Implications for Africa
Africa, more than any other region in the word, will be without a doubt, the most harshly affected by the negative effects of climate change. As a result, the stakes are high in the struggle to preserve the continent's climate. The number of challenges faced by the continent - a population boom estimated to reach 9 billion in 2050, runaway urbanization, food insecurity, unemployment, etc. - in spite of the evident economic growth observed over the past 15 years, however, add to the severity of the situation.
The numerous and devastating effects of climate change, such as drought, desertification, flooding and storms, put additional pressure on the already fragile food production system in Africa, one of the continent's major challenges.
According to the United Nations, if nothing is done to change the climate situation, Africa will not be able to meet 13 percent of its food needs by 2050, threatening the livelihoods of 65 percent of the African labour force working in agriculture. The seriousness of the situation is evident when considering that in Africa, 94 percent of agriculture depends on rainfall. As a result, any changes or dramatic decreases to rainfall patterns, will have devastating effects on the continent's food supply. The report, Africa's Adaptation Gap, (the gap in climate change adaptation in Africa) of the United Nations Environment Programme (UNEP) indicates that a warming of about 2° Celsius would result in a 10 percent decline in total agricultural output in Sub-Saharan Africa by 2050 - a decline that could reach 15 to 20 percent if warming continues until then.
Agriculture is the sector most hit by climate change, particularly in Africa.
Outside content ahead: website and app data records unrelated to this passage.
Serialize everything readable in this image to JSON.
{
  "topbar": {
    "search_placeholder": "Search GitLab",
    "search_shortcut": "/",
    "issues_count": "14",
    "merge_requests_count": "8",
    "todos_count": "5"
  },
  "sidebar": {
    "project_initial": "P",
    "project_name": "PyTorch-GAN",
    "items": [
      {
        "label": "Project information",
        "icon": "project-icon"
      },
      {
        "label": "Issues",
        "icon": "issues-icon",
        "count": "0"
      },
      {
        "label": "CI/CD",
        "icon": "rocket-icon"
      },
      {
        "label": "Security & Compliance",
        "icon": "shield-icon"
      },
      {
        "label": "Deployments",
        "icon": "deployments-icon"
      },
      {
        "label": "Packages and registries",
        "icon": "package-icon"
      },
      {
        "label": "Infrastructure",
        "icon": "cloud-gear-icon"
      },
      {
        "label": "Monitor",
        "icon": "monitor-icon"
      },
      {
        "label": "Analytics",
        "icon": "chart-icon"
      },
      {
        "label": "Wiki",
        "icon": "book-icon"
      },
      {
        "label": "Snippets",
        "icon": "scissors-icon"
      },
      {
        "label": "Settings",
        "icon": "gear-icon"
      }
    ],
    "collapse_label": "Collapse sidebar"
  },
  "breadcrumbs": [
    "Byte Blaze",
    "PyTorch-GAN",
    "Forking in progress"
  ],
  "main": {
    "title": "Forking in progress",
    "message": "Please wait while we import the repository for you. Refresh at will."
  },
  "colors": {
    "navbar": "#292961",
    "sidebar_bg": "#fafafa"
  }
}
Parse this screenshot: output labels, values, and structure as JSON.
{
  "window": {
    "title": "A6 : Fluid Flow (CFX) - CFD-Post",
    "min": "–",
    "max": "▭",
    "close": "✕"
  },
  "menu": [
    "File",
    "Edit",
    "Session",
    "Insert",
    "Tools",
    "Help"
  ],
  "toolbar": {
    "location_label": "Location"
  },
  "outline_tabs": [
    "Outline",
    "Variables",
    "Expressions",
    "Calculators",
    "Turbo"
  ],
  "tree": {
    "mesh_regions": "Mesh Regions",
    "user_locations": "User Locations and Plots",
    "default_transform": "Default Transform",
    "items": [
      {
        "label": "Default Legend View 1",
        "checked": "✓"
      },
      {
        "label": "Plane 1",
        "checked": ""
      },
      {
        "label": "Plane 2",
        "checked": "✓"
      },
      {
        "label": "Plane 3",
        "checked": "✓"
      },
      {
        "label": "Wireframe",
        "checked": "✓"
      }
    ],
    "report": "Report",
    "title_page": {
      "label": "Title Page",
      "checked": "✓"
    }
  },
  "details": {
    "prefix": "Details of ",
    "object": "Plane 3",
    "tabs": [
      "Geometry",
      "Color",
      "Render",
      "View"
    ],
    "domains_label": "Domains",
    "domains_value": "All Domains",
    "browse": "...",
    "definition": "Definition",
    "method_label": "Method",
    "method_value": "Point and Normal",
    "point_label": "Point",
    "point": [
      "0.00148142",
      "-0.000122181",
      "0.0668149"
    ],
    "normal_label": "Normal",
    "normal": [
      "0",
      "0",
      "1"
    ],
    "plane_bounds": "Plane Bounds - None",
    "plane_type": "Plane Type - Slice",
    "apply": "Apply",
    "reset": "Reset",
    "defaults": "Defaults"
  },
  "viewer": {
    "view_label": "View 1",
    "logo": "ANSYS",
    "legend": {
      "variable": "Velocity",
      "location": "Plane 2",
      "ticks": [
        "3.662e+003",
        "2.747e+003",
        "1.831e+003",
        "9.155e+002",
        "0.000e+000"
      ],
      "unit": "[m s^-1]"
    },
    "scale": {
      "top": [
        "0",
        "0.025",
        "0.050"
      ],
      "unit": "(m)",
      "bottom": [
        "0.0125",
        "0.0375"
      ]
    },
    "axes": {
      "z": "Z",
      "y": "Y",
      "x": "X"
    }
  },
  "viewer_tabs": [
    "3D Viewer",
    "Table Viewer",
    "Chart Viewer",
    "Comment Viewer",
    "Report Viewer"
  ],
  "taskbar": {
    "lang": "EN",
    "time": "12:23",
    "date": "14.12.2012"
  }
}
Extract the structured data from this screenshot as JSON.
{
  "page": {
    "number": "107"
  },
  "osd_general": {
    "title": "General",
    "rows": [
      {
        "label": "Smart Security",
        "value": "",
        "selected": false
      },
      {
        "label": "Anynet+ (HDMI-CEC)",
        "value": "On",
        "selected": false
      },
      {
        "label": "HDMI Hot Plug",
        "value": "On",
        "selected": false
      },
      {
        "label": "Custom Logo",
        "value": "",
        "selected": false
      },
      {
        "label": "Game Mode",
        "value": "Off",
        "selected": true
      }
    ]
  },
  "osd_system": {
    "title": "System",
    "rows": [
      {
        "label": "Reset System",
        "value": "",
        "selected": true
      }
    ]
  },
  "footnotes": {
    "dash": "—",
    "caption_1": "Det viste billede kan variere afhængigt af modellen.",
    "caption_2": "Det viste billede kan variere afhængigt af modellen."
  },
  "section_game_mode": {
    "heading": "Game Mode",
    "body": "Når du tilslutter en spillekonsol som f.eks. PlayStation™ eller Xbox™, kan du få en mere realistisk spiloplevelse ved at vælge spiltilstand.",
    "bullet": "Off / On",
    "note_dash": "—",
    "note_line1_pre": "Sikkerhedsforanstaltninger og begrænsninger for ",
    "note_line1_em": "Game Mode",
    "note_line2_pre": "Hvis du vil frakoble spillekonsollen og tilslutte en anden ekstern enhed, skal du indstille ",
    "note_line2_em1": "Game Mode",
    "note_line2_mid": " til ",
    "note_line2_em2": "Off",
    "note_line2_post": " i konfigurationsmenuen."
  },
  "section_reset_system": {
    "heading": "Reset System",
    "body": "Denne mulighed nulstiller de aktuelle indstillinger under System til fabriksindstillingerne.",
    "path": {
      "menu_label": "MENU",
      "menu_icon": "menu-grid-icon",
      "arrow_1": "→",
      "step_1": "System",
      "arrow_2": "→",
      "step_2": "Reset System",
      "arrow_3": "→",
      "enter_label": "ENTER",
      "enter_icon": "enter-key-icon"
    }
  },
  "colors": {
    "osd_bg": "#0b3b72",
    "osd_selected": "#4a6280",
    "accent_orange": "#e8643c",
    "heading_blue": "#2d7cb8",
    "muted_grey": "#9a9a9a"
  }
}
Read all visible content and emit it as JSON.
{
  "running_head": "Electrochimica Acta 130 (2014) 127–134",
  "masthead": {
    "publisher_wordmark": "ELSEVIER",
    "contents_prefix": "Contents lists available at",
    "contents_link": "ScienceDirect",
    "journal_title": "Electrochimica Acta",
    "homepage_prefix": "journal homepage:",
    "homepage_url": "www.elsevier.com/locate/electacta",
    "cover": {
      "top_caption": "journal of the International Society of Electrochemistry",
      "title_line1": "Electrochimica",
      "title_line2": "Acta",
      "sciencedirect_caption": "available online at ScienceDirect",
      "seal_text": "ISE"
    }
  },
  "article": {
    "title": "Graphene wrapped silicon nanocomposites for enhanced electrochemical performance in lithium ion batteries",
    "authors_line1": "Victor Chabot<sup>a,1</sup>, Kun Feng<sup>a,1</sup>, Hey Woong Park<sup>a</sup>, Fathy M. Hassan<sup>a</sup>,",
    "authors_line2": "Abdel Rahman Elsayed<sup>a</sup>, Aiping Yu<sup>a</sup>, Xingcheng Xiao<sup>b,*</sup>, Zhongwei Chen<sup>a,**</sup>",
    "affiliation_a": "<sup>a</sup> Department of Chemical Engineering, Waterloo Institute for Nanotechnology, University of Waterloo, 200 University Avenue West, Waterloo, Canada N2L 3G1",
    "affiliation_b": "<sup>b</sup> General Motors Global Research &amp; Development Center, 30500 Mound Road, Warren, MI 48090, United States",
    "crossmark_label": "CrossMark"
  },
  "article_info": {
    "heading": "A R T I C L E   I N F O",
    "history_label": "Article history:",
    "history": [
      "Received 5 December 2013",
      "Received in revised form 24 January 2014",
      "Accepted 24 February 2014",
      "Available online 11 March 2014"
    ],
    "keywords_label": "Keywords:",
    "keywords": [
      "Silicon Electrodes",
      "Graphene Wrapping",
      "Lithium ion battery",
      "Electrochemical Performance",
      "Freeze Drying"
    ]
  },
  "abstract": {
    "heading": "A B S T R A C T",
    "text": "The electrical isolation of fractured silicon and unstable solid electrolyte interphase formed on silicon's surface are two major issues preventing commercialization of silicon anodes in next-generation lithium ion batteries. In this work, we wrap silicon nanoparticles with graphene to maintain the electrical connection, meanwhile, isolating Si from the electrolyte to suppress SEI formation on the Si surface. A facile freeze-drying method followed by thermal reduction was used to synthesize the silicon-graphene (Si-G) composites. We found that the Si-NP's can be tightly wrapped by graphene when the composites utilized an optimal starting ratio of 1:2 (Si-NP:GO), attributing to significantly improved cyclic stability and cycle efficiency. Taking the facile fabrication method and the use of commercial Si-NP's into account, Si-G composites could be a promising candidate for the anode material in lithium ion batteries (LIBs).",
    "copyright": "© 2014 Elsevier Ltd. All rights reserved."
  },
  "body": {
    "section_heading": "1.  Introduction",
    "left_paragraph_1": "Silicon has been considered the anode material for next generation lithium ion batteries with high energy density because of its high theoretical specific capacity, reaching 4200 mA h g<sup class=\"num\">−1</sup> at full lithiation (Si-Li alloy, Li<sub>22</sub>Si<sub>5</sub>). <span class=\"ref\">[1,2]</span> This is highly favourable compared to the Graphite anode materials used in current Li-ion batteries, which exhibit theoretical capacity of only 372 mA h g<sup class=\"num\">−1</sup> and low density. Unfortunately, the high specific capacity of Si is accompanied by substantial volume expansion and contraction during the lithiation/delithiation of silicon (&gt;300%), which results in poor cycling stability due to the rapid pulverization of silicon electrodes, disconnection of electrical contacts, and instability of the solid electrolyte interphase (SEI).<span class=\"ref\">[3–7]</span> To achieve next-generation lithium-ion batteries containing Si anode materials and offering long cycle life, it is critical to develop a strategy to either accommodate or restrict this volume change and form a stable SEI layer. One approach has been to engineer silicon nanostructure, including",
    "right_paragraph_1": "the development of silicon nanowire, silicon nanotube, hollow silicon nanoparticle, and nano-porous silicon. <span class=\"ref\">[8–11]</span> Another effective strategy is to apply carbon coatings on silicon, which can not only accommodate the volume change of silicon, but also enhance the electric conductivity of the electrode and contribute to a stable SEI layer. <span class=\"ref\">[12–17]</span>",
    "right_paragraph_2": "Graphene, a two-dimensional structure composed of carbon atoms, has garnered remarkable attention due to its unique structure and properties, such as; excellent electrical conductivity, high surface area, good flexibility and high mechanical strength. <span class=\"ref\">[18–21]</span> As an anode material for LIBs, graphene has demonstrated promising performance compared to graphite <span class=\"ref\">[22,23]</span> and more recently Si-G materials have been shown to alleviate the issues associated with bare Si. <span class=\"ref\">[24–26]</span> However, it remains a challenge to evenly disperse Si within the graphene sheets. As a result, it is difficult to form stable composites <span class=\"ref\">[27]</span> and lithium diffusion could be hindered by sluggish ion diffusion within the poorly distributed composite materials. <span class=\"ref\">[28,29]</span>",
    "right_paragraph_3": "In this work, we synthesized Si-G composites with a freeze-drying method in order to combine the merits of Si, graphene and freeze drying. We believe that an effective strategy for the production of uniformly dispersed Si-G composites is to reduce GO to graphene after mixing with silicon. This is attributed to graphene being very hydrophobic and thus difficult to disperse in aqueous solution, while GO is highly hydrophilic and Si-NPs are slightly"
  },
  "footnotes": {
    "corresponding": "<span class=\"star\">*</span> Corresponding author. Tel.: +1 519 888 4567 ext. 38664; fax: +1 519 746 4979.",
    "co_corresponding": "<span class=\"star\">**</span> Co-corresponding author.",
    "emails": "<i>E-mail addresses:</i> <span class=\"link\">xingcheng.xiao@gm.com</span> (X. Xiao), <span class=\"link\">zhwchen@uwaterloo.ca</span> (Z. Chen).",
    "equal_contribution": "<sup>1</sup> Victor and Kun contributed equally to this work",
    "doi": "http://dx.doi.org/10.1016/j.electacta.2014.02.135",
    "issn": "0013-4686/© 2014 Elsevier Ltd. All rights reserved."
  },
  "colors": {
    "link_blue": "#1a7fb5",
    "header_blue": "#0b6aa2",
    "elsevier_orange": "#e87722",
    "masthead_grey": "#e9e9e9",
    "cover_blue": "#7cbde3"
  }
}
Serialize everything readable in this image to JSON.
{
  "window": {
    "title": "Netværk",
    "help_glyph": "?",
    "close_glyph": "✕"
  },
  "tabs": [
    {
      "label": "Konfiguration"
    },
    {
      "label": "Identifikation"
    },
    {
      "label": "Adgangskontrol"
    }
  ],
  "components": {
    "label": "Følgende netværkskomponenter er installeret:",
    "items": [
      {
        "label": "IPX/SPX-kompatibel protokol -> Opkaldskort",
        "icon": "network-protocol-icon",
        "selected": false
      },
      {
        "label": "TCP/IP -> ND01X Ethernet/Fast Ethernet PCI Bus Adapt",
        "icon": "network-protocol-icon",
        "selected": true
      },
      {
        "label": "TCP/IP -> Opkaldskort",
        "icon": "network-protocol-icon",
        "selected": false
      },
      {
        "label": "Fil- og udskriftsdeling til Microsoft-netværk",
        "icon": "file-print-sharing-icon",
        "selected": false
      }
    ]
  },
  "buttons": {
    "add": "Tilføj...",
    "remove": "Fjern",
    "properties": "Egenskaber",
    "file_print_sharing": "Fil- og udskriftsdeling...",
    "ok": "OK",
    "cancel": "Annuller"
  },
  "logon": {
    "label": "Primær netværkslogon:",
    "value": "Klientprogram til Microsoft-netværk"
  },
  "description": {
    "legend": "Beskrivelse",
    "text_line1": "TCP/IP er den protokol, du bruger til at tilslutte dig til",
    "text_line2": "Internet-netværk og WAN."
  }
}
This sector needs to be taken into account carefully. This is why we are developing solutions to face climate change."
Abou Sabaa, AfDB Vice-President (Human Development, Water, Agriculture, Governance and Natural Resources Management)
Threat to development
Agriculture alone, is not the only sector threatened. An entire ecosystem, populations, biodiversity, as well as economic and geostrategic equilibriums, will also be threatened. According to other estimates, the negative effects of climate change already affect Africa's GDP by about 1.4 percent, while the costs of adaptation to climate change are expected to reach 3 percent of GDP per year in 2030 and even 7 percent of GDP per year by 2100 according to UNEP in a world hotter by 4°C. Those displaced as a result of climate change are becoming more numerous. There were 8.2 million displaced people in Africa in 2012, four times more than during the previous four years, according to Global Estimates 2012, a joint report by the International Displacement Monitoring Center and the Norwegian Refugee Council published in 2013.
Africa is responsible for only 4 percent of the global emissions of greenhouse gases responsible for climate change. But if nothing is done to defend the interests of the continent, it risks paying dearly as a result.
"Adaptation is the process of adjustment to actual or expected climate and its effects. In human systems, adaptation seeks to moderate harm or exploit beneficial opportunities. In natural systems, human intervention may facilitate adjustment to expected climate and its effects.d" (IPCC WGII, Glossary, 2014)
"Mitigation is a human intervention to reduce the sources or enhance the sinks of greenhouse gases." (IPCC WGII, Glossary, 2014)
Defending African interests: Influencing the global debate
Given the negative consequences of climate change to the continent, according to the second working group of Intergovernmental Panel on Climate Change last assessment about Africa in 2014 it is crucial for Africa to influence international discussions and agreements on climate change in order to effectively combat the adverse effects through innovative solutions.
By promoting a transition to inclusive and green growth, AfDB's current Ten Year Strategy (2013-2022), through equity and external resources, strongly supports African countries in such efforts. From 2011 to 2014, the AfDB, through its Climate Change Action Plan (CCAP)mobilized USD 7 billion for the implementation of 80 adaptation and 87 mitigation projects.Since 2013, the Bank has mobilized 60 percent additional funding in the fight against climate change according to the last joint Multilateral Development Bank report. through available financing instruments, such as the African Climate Change Fund (ACCF), established in April 2014. (See the first annual report of the ACCF, published May 8, 2015).
As a result, the AfDB will participate in COP21 in Paris in December 2015 with two partners, the African Union and the United Nations Economic Commission for Africa.